The proposed build, which is projected to cost at least $1 billion, marks both an innovative opportunity for data center construction and represents a lightning rod for data center-related environmental concerns, with discussions surrounding the power plant plans, NBC reported. For the project, the university partnered with wholesale data center builder and operator The Data Centers, LLC (TDC), which is headquartered in Delaware. The on-site power plant would make the data center an effective “island,” according to TDC, separating it from the local power grid and insulating it from any interruptions or outages in energy supply.
TDC representatives stated that the Wolf Technology Center 1 project will be the first-ever data center constructed utilizing heat and power generation technology in such a configuration and scope. The concept is TDC’s own design, with patents currently pending in both the United States and abroad. The completely energy self-sufficient, combined heat and power (CHP) facility would be LEED certified, and TDC pointed out in a September public meeting that CHP facilities are approved by both the U.S. Environmental Protection Agency and the Department of Energy for their efficient, reliable power provision.
Providing Constant Coverage with CHPs
CHP facilities themselves are not new. The EPA created the CHP Partnership in 2001 to foster cost-efficient CHP projects around the country. Hospitals and schools are among the facilities that currently use island mode and uninterruptible power to protect themselves from electrical service interruptions. TDC said that they are using a similar method in their proposed data center project to offer the university and other tenants the same level of protection. Besides university data needs, the facility is expected to play host to financial firms, other education institutions, telecommunications firms and researchers from both the public and private sectors. Additionally, the university is expected to lease space to retail data center providers.

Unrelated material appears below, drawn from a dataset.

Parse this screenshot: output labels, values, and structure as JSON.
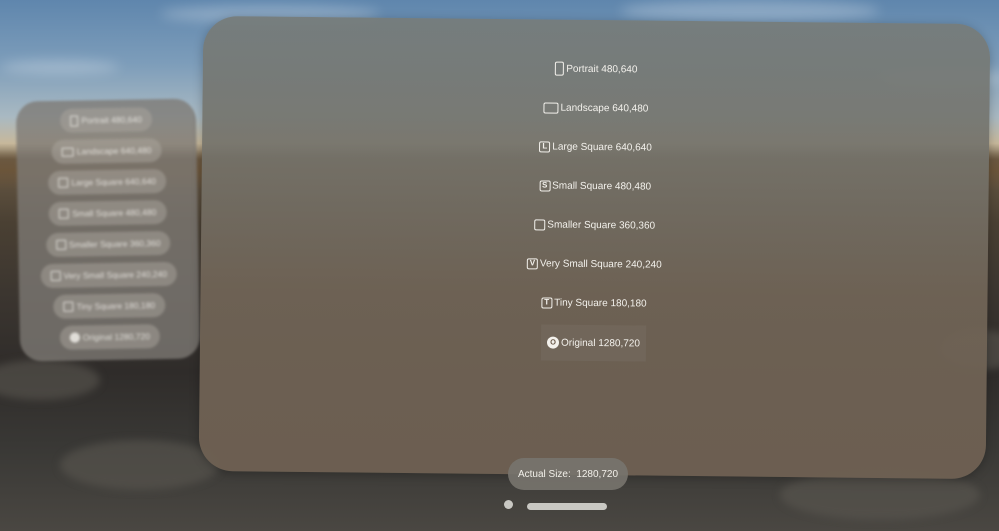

TDC outlined some advantages of their design on their website. One of the main benefits of the island mode, the company argued, is that the facility will be optimized to accommodate higher power densities generated by cloud services. Additionally, on-site energy generation provides a highly available source of clean energy and cost-effective cooling, which would enable operators to phase out costly emergency backup systems. This would significantly reduce back-end and operational expenditures. Higher density capacities would also allow operators to quadruple the amount of IT equipment without needing additional space.
Is It Worth It?
Not everyone is excited about the project, however. Willett Kempton, a professor at the University of Delaware’s College of Earth, Ocean and Environment, recently questioned the need for such a large facility in an opinion piece for the Delaware News Journal. Kempton has a background in the development and operation of small research power plants. He wrote that the power plant’s size is “oddly large”, pointing out that the proposed 248 megawatts of power generation far exceeds the amount utilized in most data centers, which use about 30 to 50 megawatts.
“The city of Newark uses a total of 50 megawatts,” Kempton wrote. “So the proposed power plant could power five cities the size of Newark. Why does this data center require so much more power than others? Is this really a commercial power plant by another name?”
Kempton also stated that proposed energy-saving benefits are canceled out by the sheer size of the power plant facility, as the plant would end up producing excessive heat. While acknowledging that the jobs created would help the city of Newark, currently struggling with a 7.3 percent unemployment rate, he wrote that the drawbacks ultimately outweigh the advantages.
In an opposing piece written for the Delaware News Journal, Delaware Reps. Michael P. Mulrooney and Edward Osienski touted the energy-saving and job-creation benefits of the facility. They wrote that Delaware has not experienced such a significant job-creating economic enterprise in decades, arguing that it could be the biggest single commercial project in the history of the First State and will create almost 300 permanent jobs following construction. They wrote that the “power plant” connotation, which conjures “images of contaminant-belching smokestacks,” does not effectively reflect what the site will be. They pointed to dedicated services and best-of-breed technology that ensures uptime, mitigates environmental impact and will offer a positive economic development to the area."